Archive | December, 2010

The real motive behind QE2

8 Dec

On 3rd November, the US announced Quantitative Easing Part 2. This entailed an asset purchase program of USD 600 bn. The official rational – to lower the cost of long term borrowing. The rational according to me – to pursue a covert policy of dollar devaluation.

The rabbit is out of the hat now. The past few days has seen a rapid increase in the US 10 year bond yields. From 2.9 per cent on 6 Dec, the yields have hardened to 3.22 per cent today. A jump of close to 10 per cent. If anybody had any misgivings about long term interest rates falling post QE2, I hope they are laid to rest.

With Obama agreeing to the extension of tax cuts, markets have factored in a higher federal deficit next year, leading to a sharp rise in yields. Whatever impact QE2 might have had on the long term yields, this one single move has turned the table upside down.

What to watch out for going forward? The value of the dollar. If I was to hazard a guess, the dollar should weaken going forward – fits neatly with Obama’s plan to try and double US exports in the next five years.


In defense of fiat money…

4 Dec

Post QE2, there has been a sharp proliferation in opinion that gold standard is the way to go. The paper money, it is alleged, has brought the world nothing but inflation and debt. Several virtues of gold standard are then highlighted.

I find the scathing criticism of paper money unjustified.

A simple look at the quantity theory of money tells us the following,


where, M= total amount of money in circulation

V = velocity of circulation of money

P = price level

T = amount of transactions in an economy

V is a behavioral constant.

In gold standard, M is inelastic, and given the behavioral constant V, leads to an inelastic P x T. So you don’t get inflation, but you also don’t get rapid growth in an economy as the monetary base M grounds T. T cannot increase rapidly if M remains inelastic as there is a limit to the amount of transactions a given M can support.

In the system of fiat money (paper money), M is elastic and controlled by the central bank. The increase in M (with the V constant at some level), brings a corresponding increase in P x T. Now, how much of this growth is contributed by P and how much by T is very debatable and hence an outright criticism of the paper money system is unjustified.

By making the money supply elastic, we have added to our repository a tool with which to experiment on economic growth. Sometimes, this experiment malfunctions, but suggesting a return to gold standard is like throwing the baby out with the bath water.

Driver for EM Equities?

2 Dec

I read an article on Business Standard (click here) a few weeks back that offers a very nice perspective about the direction Emerging Market (EM) equities will take next year. It tries to analyze the question by looking at the relationship between US monetary policy and EM equities. It goes like this,

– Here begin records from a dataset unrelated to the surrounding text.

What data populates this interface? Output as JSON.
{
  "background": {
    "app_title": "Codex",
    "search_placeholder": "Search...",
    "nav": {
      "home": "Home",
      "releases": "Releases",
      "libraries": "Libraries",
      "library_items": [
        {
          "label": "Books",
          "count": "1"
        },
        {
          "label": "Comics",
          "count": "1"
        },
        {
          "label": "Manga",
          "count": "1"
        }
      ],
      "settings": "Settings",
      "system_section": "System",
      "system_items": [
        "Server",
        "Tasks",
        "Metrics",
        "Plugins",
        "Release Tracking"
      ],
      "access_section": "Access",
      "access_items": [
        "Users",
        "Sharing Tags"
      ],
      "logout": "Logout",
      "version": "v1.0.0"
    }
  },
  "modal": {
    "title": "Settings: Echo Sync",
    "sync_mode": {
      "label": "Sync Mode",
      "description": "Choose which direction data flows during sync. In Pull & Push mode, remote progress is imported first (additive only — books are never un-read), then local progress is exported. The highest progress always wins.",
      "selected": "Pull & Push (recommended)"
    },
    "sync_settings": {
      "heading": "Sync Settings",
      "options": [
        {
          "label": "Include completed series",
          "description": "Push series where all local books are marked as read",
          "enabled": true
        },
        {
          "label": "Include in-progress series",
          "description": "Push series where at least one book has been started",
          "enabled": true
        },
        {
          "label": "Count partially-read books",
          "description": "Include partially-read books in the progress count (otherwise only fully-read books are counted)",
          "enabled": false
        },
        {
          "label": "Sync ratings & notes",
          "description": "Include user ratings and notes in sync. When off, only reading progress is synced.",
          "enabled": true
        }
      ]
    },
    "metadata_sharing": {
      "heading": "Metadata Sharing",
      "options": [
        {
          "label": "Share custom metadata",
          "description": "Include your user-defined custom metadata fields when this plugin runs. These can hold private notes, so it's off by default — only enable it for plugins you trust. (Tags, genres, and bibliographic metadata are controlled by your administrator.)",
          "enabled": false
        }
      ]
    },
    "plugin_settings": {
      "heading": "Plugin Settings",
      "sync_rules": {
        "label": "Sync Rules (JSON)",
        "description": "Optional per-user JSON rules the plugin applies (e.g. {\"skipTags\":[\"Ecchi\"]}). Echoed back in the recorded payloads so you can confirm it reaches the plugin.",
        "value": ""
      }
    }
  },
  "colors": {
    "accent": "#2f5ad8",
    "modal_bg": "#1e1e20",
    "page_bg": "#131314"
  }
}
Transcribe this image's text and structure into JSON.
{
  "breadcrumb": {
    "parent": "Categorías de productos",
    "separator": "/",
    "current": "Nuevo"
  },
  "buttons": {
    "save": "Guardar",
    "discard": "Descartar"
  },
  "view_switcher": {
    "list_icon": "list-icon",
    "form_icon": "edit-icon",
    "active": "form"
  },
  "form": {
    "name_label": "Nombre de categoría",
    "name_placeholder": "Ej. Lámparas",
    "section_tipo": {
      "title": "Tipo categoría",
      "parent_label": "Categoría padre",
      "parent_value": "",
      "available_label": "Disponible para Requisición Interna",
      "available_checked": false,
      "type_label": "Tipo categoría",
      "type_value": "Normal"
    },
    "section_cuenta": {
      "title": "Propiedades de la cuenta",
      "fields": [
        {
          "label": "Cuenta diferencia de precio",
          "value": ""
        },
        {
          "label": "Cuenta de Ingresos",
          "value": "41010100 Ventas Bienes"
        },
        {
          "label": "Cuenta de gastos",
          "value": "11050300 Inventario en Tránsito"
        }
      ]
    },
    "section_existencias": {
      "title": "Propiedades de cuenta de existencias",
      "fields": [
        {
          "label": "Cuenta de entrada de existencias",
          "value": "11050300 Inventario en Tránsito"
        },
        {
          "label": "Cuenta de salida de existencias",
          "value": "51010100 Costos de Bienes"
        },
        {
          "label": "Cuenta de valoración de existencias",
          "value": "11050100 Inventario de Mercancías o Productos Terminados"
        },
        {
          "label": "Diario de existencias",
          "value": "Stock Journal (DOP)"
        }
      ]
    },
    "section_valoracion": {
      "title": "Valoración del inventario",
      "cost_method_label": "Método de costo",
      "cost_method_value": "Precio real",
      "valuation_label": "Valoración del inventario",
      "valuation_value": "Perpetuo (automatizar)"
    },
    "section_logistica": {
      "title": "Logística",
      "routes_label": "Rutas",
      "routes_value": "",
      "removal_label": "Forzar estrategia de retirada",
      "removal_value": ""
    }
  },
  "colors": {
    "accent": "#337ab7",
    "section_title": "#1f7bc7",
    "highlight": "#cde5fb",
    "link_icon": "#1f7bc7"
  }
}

1990-1995 : Inverse relationship between US interest rates and EM equities

Low US interest rates drove capital  into EM economies. This was also a period when most Asian economies had current account deficit (CAD) and a leveraged private sector. They benefitted from low US interest rates.

1995 onwards: Relationship breaks down. Direct relationship between US interest rates and EM equities

Asian equities became a function of global growth expectations. Rising interest rates in the US signalled good health of it’s economy, which bode well for global growth and export demand.

So to answer the question what will drive EM equities next year, we need to access whether global economic recovery or loose monetary policy will impact EM more.

If we believe loose monetary policy will be the driving force, its bulls all the way with QE2 nicely lined up. (Capital controls and assets bubbles may be spoilers though)

If we belive do not believe in decoupling, then EM equities are a function of global growth expectations.

And obviously, if we believe, EM economies will successfully align themselves to be driven by domestic consumption, none of the above really matters.

Lets wait and watch.